--- WHAT YOU WILL DO ---
Set down again each entry exactly as it reads, pictures excluded.

-------

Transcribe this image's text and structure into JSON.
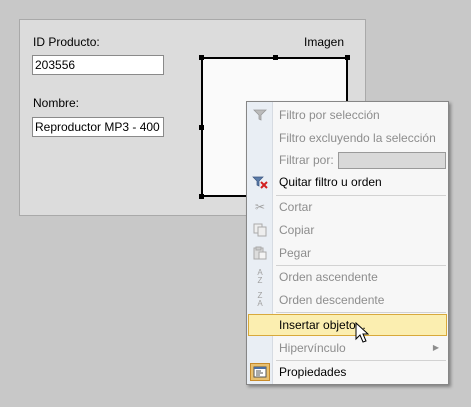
{
  "form": {
    "id_label": "ID Producto:",
    "id_value": "203556",
    "name_label": "Nombre:",
    "name_value": "Reproductor MP3 - 400",
    "image_label": "Imagen"
  },
  "context_menu": {
    "items": [
      {
        "label": "Filtro por selección",
        "enabled": false,
        "icon": "filter-selection-icon"
      },
      {
        "label": "Filtro excluyendo la selección",
        "enabled": false,
        "icon": "none"
      },
      {
        "label": "Filtrar por:",
        "enabled": false,
        "icon": "none",
        "input_value": ""
      },
      {
        "label": "Quitar filtro u orden",
        "enabled": true,
        "icon": "remove-filter-icon"
      },
      {
        "label": "Cortar",
        "enabled": false,
        "icon": "scissors-icon"
      },
      {
        "label": "Copiar",
        "enabled": false,
        "icon": "copy-icon"
      },
      {
        "label": "Pegar",
        "enabled": false,
        "icon": "paste-icon"
      },
      {
        "label": "Orden ascendente",
        "enabled": false,
        "icon": "sort-ascending-icon"
      },
      {
        "label": "Orden descendente",
        "enabled": false,
        "icon": "sort-descending-icon"
      },
      {
        "label": "Insertar objeto...",
        "enabled": true,
        "highlighted": true,
        "icon": "none"
      },
      {
        "label": "Hipervínculo",
        "enabled": false,
        "icon": "none",
        "submenu": true
      },
      {
        "label": "Propiedades",
        "enabled": true,
        "icon": "properties-icon"
      }
    ]
  },
  "colors": {
    "highlight_bg": "#fbeeb0",
    "highlight_border": "#d8a93b",
    "remove_filter_red": "#d22020"
  }
}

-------

--- THE COMPLETED TASK ---
Transcribe this image's text and structure into JSON.
{
  "form": {
    "id_label": "ID Producto:",
    "id_value": "203556",
    "name_label": "Nombre:",
    "name_value": "Reproductor MP3 - 400",
    "image_label": "Imagen"
  },
  "context_menu": {
    "items": [
      {
        "label": "Filtro por selección",
        "enabled": false,
        "icon": "filter-selection-icon"
      },
      {
        "label": "Filtro excluyendo la selección",
        "enabled": false,
        "icon": "none"
      },
      {
        "label": "Filtrar por:",
        "enabled": false,
        "icon": "none",
        "input_value": ""
      },
      {
        "label": "Quitar filtro u orden",
        "enabled": true,
        "icon": "remove-filter-icon"
      },
      {
        "label": "Cortar",
        "enabled": false,
        "icon": "scissors-icon"
      },
      {
        "label": "Copiar",
        "enabled": false,
        "icon": "copy-icon"
      },
      {
        "label": "Pegar",
        "enabled": false,
        "icon": "paste-icon"
      },
      {
        "label": "Orden ascendente",
        "enabled": false,
        "icon": "sort-ascending-icon"
      },
      {
        "label": "Orden descendente",
        "enabled": false,
        "icon": "sort-descending-icon"
      },
      {
        "label": "Insertar objeto...",
        "enabled": true,
        "highlighted": true,
        "icon": "none"
      },
      {
        "label": "Hipervínculo",
        "enabled": false,
        "icon": "none",
        "submenu": true
      },
      {
        "label": "Propiedades",
        "enabled": true,
        "icon": "properties-icon"
      }
    ]
  },
  "colors": {
    "highlight_bg": "#fbeeb0",
    "highlight_border": "#d8a93b",
    "remove_filter_red": "#d22020"
  }
}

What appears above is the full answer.